:: Exercise materials ::
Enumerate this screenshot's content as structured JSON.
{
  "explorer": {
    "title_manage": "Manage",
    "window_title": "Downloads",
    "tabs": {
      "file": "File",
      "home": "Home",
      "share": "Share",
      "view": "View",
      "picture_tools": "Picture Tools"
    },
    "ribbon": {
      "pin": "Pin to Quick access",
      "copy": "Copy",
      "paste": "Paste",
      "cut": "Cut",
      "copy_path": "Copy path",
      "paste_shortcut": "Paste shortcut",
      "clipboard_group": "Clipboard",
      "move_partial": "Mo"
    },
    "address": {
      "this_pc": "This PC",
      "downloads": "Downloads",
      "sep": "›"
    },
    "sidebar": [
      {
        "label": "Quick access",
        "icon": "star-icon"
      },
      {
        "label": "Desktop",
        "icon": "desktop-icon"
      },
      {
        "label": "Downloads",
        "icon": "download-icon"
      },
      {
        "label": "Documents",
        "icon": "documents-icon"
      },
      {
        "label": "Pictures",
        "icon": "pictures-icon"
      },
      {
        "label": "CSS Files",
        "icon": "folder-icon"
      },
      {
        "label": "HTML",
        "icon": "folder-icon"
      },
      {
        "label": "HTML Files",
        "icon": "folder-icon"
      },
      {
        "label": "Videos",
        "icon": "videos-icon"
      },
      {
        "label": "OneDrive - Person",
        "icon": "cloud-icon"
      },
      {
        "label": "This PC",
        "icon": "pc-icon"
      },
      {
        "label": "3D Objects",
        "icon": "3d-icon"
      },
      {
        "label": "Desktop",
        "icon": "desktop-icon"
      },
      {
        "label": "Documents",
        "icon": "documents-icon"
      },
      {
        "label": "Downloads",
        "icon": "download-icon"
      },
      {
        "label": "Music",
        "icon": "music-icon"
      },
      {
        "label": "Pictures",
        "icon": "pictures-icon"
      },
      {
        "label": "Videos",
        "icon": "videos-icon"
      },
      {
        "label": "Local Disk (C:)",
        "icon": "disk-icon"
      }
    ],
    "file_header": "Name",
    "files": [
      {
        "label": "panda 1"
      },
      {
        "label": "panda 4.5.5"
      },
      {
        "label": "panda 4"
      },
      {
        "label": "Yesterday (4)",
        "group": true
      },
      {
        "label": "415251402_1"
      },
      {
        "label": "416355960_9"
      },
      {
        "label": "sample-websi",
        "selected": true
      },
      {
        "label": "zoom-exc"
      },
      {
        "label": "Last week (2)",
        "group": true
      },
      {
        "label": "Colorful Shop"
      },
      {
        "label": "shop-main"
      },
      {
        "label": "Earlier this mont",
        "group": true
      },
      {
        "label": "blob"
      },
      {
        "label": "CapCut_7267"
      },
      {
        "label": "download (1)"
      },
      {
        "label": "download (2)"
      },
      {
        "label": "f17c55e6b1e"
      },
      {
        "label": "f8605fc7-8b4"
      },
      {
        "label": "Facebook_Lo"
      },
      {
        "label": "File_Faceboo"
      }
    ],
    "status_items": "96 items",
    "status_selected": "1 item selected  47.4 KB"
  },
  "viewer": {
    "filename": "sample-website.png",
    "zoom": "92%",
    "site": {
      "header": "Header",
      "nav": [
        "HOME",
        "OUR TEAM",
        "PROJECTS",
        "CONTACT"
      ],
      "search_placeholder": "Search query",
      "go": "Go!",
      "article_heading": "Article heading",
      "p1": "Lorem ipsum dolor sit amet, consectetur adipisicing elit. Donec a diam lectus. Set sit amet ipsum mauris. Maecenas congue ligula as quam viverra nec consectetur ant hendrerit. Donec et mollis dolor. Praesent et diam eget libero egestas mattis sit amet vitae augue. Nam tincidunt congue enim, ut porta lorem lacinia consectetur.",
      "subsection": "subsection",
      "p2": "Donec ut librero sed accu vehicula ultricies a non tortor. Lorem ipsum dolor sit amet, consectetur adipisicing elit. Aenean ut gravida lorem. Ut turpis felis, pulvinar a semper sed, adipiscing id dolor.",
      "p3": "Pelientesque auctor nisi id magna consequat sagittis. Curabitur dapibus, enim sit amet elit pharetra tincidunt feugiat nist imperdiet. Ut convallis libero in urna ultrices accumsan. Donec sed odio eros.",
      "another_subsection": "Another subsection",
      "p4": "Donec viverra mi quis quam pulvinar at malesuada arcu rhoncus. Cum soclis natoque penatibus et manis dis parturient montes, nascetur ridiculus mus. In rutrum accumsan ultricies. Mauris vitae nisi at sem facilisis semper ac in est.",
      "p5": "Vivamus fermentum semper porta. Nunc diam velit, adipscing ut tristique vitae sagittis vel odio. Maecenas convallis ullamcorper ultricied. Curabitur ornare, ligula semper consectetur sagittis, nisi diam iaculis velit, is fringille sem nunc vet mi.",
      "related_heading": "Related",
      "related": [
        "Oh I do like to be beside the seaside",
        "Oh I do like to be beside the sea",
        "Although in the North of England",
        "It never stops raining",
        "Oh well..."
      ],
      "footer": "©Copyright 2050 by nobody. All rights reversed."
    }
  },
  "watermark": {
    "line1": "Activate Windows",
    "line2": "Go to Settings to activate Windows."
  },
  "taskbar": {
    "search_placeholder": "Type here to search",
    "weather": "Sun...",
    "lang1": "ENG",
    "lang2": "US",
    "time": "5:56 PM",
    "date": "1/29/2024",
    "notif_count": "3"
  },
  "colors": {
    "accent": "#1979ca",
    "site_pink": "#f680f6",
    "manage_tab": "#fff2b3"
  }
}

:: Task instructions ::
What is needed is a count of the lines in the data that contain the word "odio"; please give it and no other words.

:: Answer to this task ::
2